Task objective = A single figure is required: the number of lines below in which the word "this" occurs.

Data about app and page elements
▼
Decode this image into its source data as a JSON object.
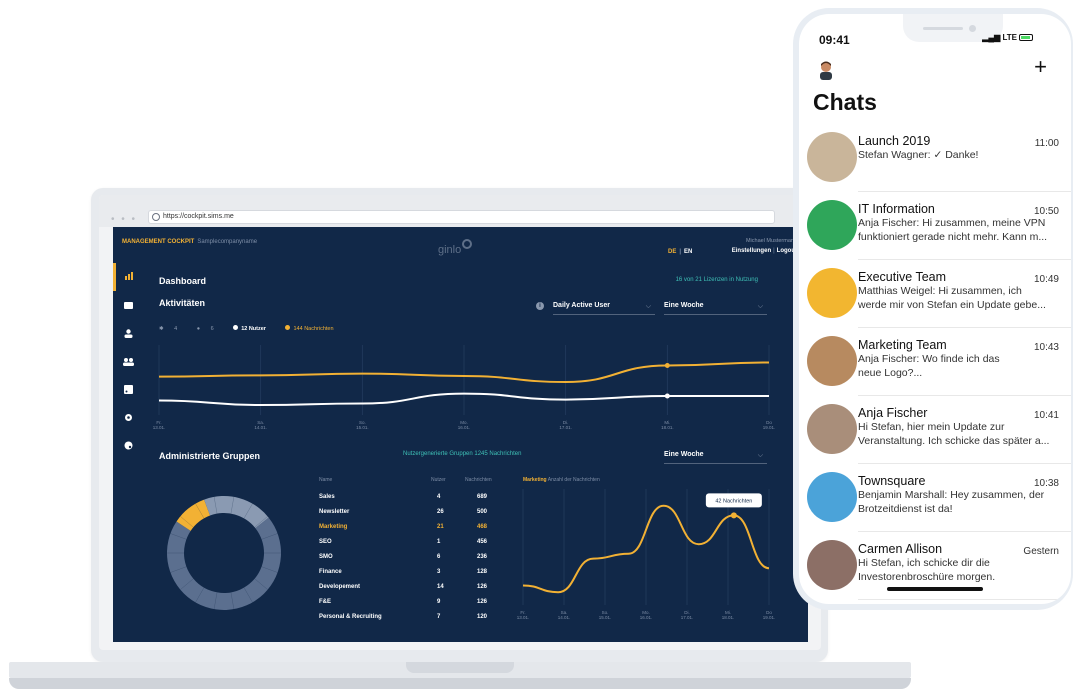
{
  "browser": {
    "url": "https://cockpit.sims.me",
    "dots": "• • •"
  },
  "app": {
    "header": {
      "brand": "MANAGEMENT COCKPIT",
      "company": "Samplecompanyname",
      "logo": "ginlo",
      "lang_de": "DE",
      "lang_sep": "|",
      "lang_en": "EN",
      "user_name": "Michael Mustermann",
      "settings": "Einstellungen",
      "link_sep": "|",
      "logout": "Logout"
    },
    "sidebar": {
      "icons": [
        "dashboard-icon",
        "chat-icon",
        "user-icon",
        "users-icon",
        "rss-icon",
        "gear-icon",
        "palette-icon"
      ]
    },
    "dashboard_title": "Dashboard",
    "license_text": "16 von 21 Lizenzen in Nutzung",
    "activities": {
      "title": "Aktivitäten",
      "info": "i",
      "metric_dropdown": "Daily Active User",
      "period_dropdown": "Eine Woche",
      "legend": {
        "android": "4",
        "apple": "6",
        "users": "12 Nutzer",
        "messages": "144 Nachrichten"
      }
    },
    "groups": {
      "title": "Administrierte Gruppen",
      "center_text": "Nutzergenerierte Gruppen 1245 Nachrichten",
      "period_dropdown": "Eine Woche",
      "table_headers": {
        "name": "Name",
        "users": "Nutzer",
        "messages": "Nachrichten"
      },
      "rows": [
        {
          "name": "Sales",
          "users": "4",
          "messages": "689"
        },
        {
          "name": "Newsletter",
          "users": "26",
          "messages": "500"
        },
        {
          "name": "Marketing",
          "users": "21",
          "messages": "468"
        },
        {
          "name": "SEO",
          "users": "1",
          "messages": "456"
        },
        {
          "name": "SMO",
          "users": "6",
          "messages": "236"
        },
        {
          "name": "Finance",
          "users": "3",
          "messages": "128"
        },
        {
          "name": "Developement",
          "users": "14",
          "messages": "126"
        },
        {
          "name": "F&E",
          "users": "9",
          "messages": "126"
        },
        {
          "name": "Personal & Recruiting",
          "users": "7",
          "messages": "120"
        }
      ],
      "marketing_label": "Marketing",
      "marketing_sublabel": "Anzahl der Nachrichten",
      "tooltip": "42 Nachrichten"
    },
    "colors": {
      "navy": "#112848",
      "orange": "#f2b134",
      "teal": "#3ec0b6"
    }
  },
  "chart_data": [
    {
      "type": "line",
      "categories": [
        "Fr. 13.01.",
        "Sa. 14.01.",
        "So. 15.01.",
        "Mo. 16.01.",
        "Di. 17.01.",
        "Mi. 18.01.",
        "Do 19.01."
      ],
      "series": [
        {
          "name": "144 Nachrichten",
          "color": "#f2b134",
          "values": [
            0.72,
            0.68,
            0.62,
            0.7,
            0.9,
            0.35,
            0.25
          ]
        },
        {
          "name": "12 Nutzer",
          "color": "#ffffff",
          "values": [
            0.85,
            1.0,
            0.95,
            0.62,
            0.82,
            0.7,
            0.7
          ]
        }
      ],
      "grid": true
    },
    {
      "type": "pie",
      "values": [
        70,
        10,
        20
      ],
      "highlight": "Marketing",
      "colors": [
        "#5b6f8f",
        "#f2b134",
        "#8a9ab2"
      ]
    },
    {
      "type": "line",
      "categories": [
        "Fr. 13.01.",
        "Sa. 14.01.",
        "So. 15.01.",
        "Mo. 16.01.",
        "Di. 17.01.",
        "Mi. 18.01.",
        "Do 19.01."
      ],
      "series": [
        {
          "name": "Marketing",
          "color": "#f2b134",
          "values": [
            0.12,
            0.05,
            0.4,
            0.45,
            0.95,
            0.55,
            0.85,
            0.3
          ]
        }
      ],
      "tooltip_value": "42 Nachrichten",
      "grid": true
    }
  ],
  "phone": {
    "time": "09:41",
    "signal": "LTE",
    "title": "Chats",
    "plus": "+",
    "chats": [
      {
        "name": "Launch 2019",
        "time": "11:00",
        "preview": "Stefan Wagner: ✓ Danke!",
        "avatar": "#c9b59a"
      },
      {
        "name": "IT Information",
        "time": "10:50",
        "preview": "Anja Fischer:  Hi zusammen, meine VPN\nfunktioniert gerade nicht mehr. Kann m...",
        "avatar": "#2fa65a"
      },
      {
        "name": "Executive Team",
        "time": "10:49",
        "preview": "Matthias Weigel: Hi zusammen, ich\nwerde mir von Stefan ein Update gebe...",
        "avatar": "#f2b630"
      },
      {
        "name": "Marketing Team",
        "time": "10:43",
        "preview": "Anja Fischer:  Wo finde ich das\nneue Logo?...",
        "avatar": "#b78a60"
      },
      {
        "name": "Anja Fischer",
        "time": "10:41",
        "preview": "Hi Stefan, hier mein Update zur\nVeranstaltung. Ich schicke das später a...",
        "avatar": "#a98e7a"
      },
      {
        "name": "Townsquare",
        "time": "10:38",
        "preview": "Benjamin Marshall:  Hey zusammen, der\nBrotzeitdienst ist da!",
        "avatar": "#4ba3d9"
      },
      {
        "name": "Carmen Allison",
        "time": "Gestern",
        "preview": "Hi Stefan, ich schicke dir die\nInvestorenbroschüre morgen.",
        "avatar": "#8c6f66"
      }
    ]
  }
}
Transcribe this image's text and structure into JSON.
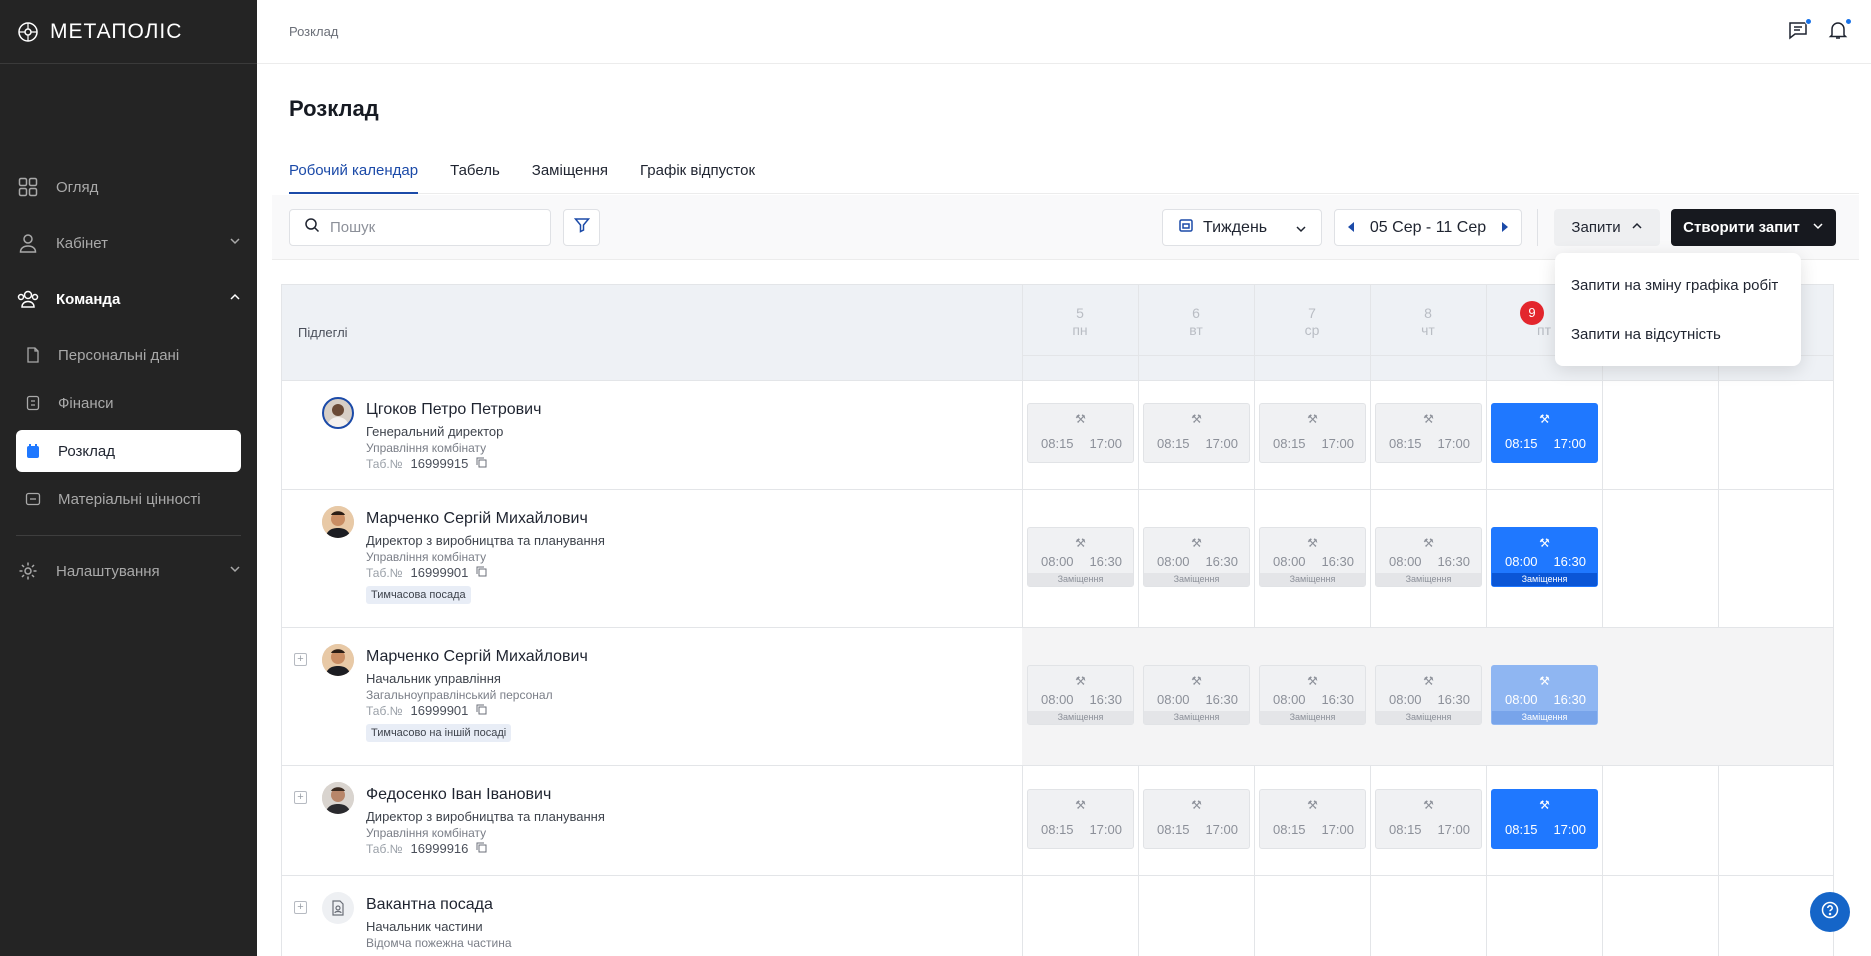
{
  "app": {
    "name": "МЕТАПОЛІС"
  },
  "sidebar": {
    "items": [
      {
        "label": "Огляд",
        "icon": "grid-icon"
      },
      {
        "label": "Кабінет",
        "icon": "user-icon"
      },
      {
        "label": "Команда",
        "icon": "team-icon"
      },
      {
        "label": "Налаштування",
        "icon": "gear-icon"
      }
    ],
    "sub_items": [
      {
        "label": "Персональні дані",
        "icon": "document-icon"
      },
      {
        "label": "Фінанси",
        "icon": "finance-icon"
      },
      {
        "label": "Розклад",
        "icon": "calendar-icon"
      },
      {
        "label": "Матеріальні цінності",
        "icon": "assets-icon"
      }
    ]
  },
  "header": {
    "breadcrumb": "Розклад"
  },
  "page": {
    "title": "Розклад"
  },
  "tabs": [
    "Робочий календар",
    "Табель",
    "Заміщення",
    "Графік відпусток"
  ],
  "toolbar": {
    "search_placeholder": "Пошук",
    "period": "Тиждень",
    "range": "05 Сер - 11 Сер",
    "requests": "Запити",
    "create": "Створити запит"
  },
  "dropdown": [
    "Запити на зміну графіка робіт",
    "Запити на відсутність"
  ],
  "table": {
    "subordinates_label": "Підлеглі",
    "days": [
      {
        "num": "5",
        "wd": "пн"
      },
      {
        "num": "6",
        "wd": "вт"
      },
      {
        "num": "7",
        "wd": "ср"
      },
      {
        "num": "8",
        "wd": "чт"
      },
      {
        "num": "9",
        "wd": "пт"
      }
    ],
    "tab_prefix": "Таб.№",
    "rows": [
      {
        "name": "Цгоков Петро Петрович",
        "position": "Генеральний директор",
        "dept": "Управління комбінату",
        "tab": "16999915",
        "start": "08:15",
        "end": "17:00"
      },
      {
        "name": "Марченко Сергій Михайлович",
        "position": "Директор з виробництва та планування",
        "dept": "Управління комбінату",
        "tab": "16999901",
        "tag": "Тимчасова посада",
        "start": "08:00",
        "end": "16:30",
        "shift_label": "Заміщення"
      },
      {
        "name": "Марченко Сергій Михайлович",
        "position": "Начальник управління",
        "dept": "Загальноуправлінський персонал",
        "tab": "16999901",
        "tag": "Тимчасово на іншій посаді",
        "start": "08:00",
        "end": "16:30",
        "shift_label": "Заміщення"
      },
      {
        "name": "Федосенко Іван Іванович",
        "position": "Директор з виробництва та планування",
        "dept": "Управління комбінату",
        "tab": "16999916",
        "start": "08:15",
        "end": "17:00"
      },
      {
        "name": "Вакантна посада",
        "position": "Начальник частини",
        "dept": "Відомча пожежна частина"
      }
    ]
  }
}
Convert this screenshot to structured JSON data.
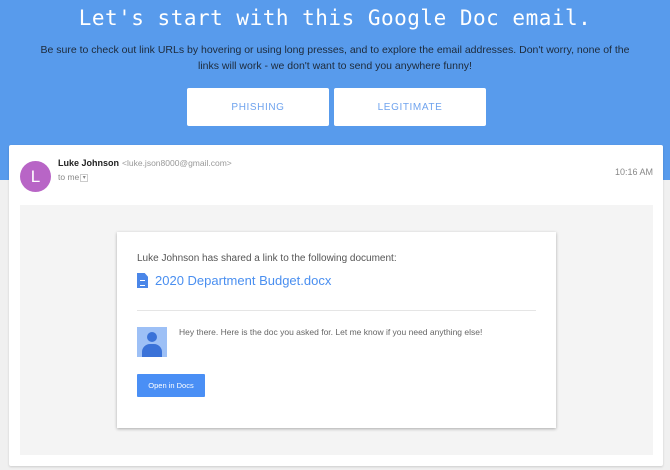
{
  "hero": {
    "title": "Let's start with this Google Doc email.",
    "subtitle": "Be sure to check out link URLs by hovering or using long presses, and to explore the email addresses. Don't worry, none of the links will work - we don't want to send you anywhere funny!",
    "phishing_label": "PHISHING",
    "legitimate_label": "LEGITIMATE"
  },
  "email": {
    "avatar_letter": "L",
    "sender_name": "Luke Johnson",
    "sender_email": "<luke.json8000@gmail.com>",
    "to": "to me",
    "dropdown": "▾",
    "time": "10:16 AM",
    "shared_text": "Luke Johnson has shared a link to the following document:",
    "doc_name": "2020 Department Budget.docx",
    "message": "Hey there. Here is the doc you asked for. Let me know if you need anything else!",
    "open_label": "Open in Docs"
  }
}
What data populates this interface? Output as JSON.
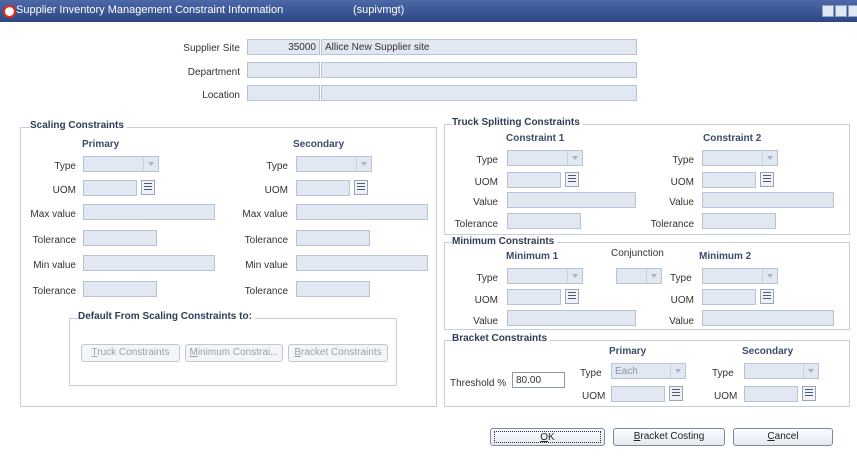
{
  "window": {
    "title": "Supplier Inventory Management Constraint Information",
    "subtitle": "(supivmgt)"
  },
  "header": {
    "supplier_site_label": "Supplier Site",
    "supplier_site_id": "35000",
    "supplier_site_name": "Allice New Supplier site",
    "department_label": "Department",
    "location_label": "Location"
  },
  "scaling": {
    "title": "Scaling Constraints",
    "primary_header": "Primary",
    "secondary_header": "Secondary",
    "type_label": "Type",
    "uom_label": "UOM",
    "max_label": "Max value",
    "tol_label": "Tolerance",
    "min_label": "Min value",
    "default_title": "Default From Scaling Constraints to:",
    "truck_btn_t": "T",
    "truck_btn_rest": "ruck Constraints",
    "minimum_btn_m": "M",
    "minimum_btn_rest": "inimum Constrai...",
    "bracket_btn_b": "B",
    "bracket_btn_rest": "racket Constraints"
  },
  "truck": {
    "title": "Truck Splitting Constraints",
    "c1_header": "Constraint 1",
    "c2_header": "Constraint 2",
    "type_label": "Type",
    "uom_label": "UOM",
    "value_label": "Value",
    "tol_label": "Tolerance"
  },
  "minimum": {
    "title": "Minimum Constraints",
    "m1_header": "Minimum 1",
    "m2_header": "Minimum 2",
    "conjunction_label": "Conjunction",
    "type_label": "Type",
    "uom_label": "UOM",
    "value_label": "Value"
  },
  "bracket": {
    "title": "Bracket Constraints",
    "primary_header": "Primary",
    "secondary_header": "Secondary",
    "threshold_label": "Threshold %",
    "threshold_value": "80.00",
    "type_label": "Type",
    "uom_label": "UOM",
    "primary_type_value": "Each"
  },
  "footer": {
    "ok_label": "OK",
    "ok_mnemonic": "O",
    "ok_rest": "K",
    "bracket_costing_b": "B",
    "bracket_costing_rest": "racket Costing",
    "cancel_c": "C",
    "cancel_rest": "ancel"
  },
  "colors": {
    "titlebar": "#3a5594",
    "field_bg": "#e1e8f2",
    "section_text": "#2f3d57"
  },
  "icons": [
    "oracle-logo-icon",
    "minimize-icon",
    "maximize-icon",
    "close-icon",
    "lov-list-icon",
    "dropdown-arrow-icon"
  ]
}
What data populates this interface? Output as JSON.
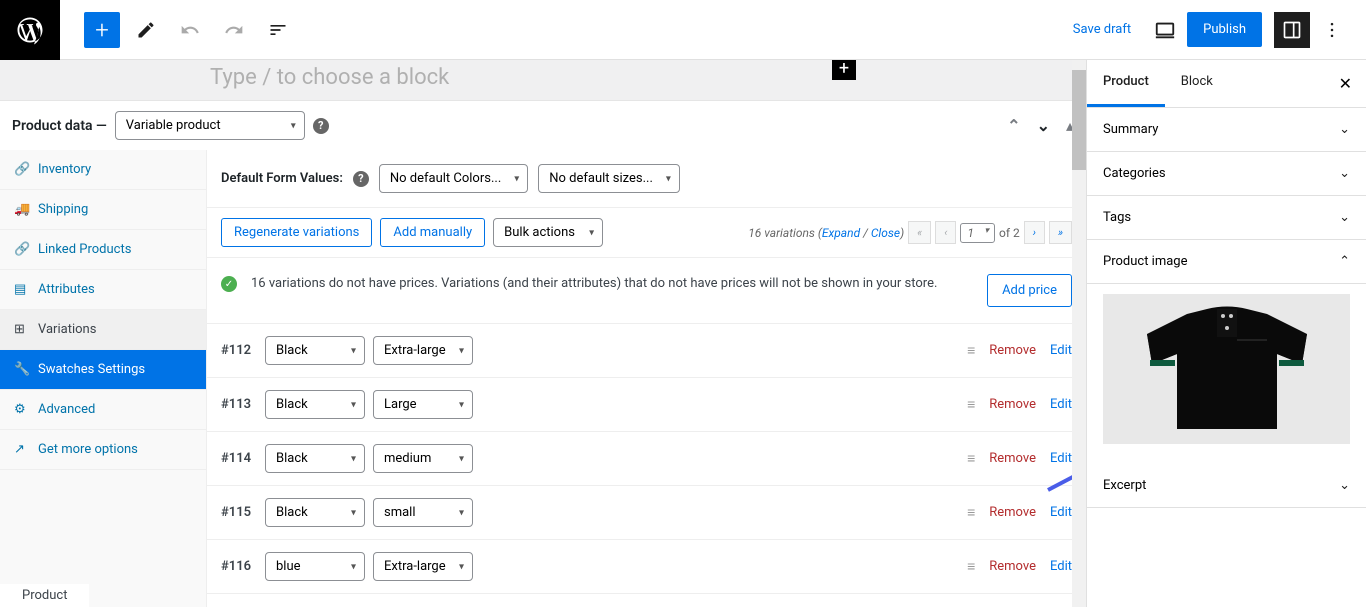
{
  "topbar": {
    "save_draft": "Save draft",
    "publish": "Publish"
  },
  "editor": {
    "block_hint": "Type / to choose a block"
  },
  "product_data": {
    "label": "Product data —",
    "type": "Variable product"
  },
  "tabs": [
    {
      "icon": "🔗",
      "label": "Inventory"
    },
    {
      "icon": "🚚",
      "label": "Shipping"
    },
    {
      "icon": "🔗",
      "label": "Linked Products"
    },
    {
      "icon": "▤",
      "label": "Attributes"
    },
    {
      "icon": "⊞",
      "label": "Variations"
    },
    {
      "icon": "🔧",
      "label": "Swatches Settings"
    },
    {
      "icon": "⚙",
      "label": "Advanced"
    },
    {
      "icon": "↗",
      "label": "Get more options"
    }
  ],
  "default_form": {
    "label": "Default Form Values:",
    "colors": "No default Colors...",
    "sizes": "No default sizes..."
  },
  "action_buttons": {
    "regenerate": "Regenerate variations",
    "add_manually": "Add manually",
    "bulk": "Bulk actions"
  },
  "pagination": {
    "count_text": "16 variations",
    "expand": "Expand",
    "close": "Close",
    "page": "1",
    "of_text": "of 2"
  },
  "notice": {
    "text": "16 variations do not have prices. Variations (and their attributes) that do not have prices will not be shown in your store.",
    "add_price": "Add price"
  },
  "variations": [
    {
      "id": "#112",
      "color": "Black",
      "size": "Extra-large"
    },
    {
      "id": "#113",
      "color": "Black",
      "size": "Large"
    },
    {
      "id": "#114",
      "color": "Black",
      "size": "medium"
    },
    {
      "id": "#115",
      "color": "Black",
      "size": "small"
    },
    {
      "id": "#116",
      "color": "blue",
      "size": "Extra-large"
    }
  ],
  "var_actions": {
    "remove": "Remove",
    "edit": "Edit"
  },
  "sidebar": {
    "tab_product": "Product",
    "tab_block": "Block",
    "panels": {
      "summary": "Summary",
      "categories": "Categories",
      "tags": "Tags",
      "product_image": "Product image",
      "excerpt": "Excerpt"
    }
  },
  "footer": "Product"
}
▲
Answer space = 6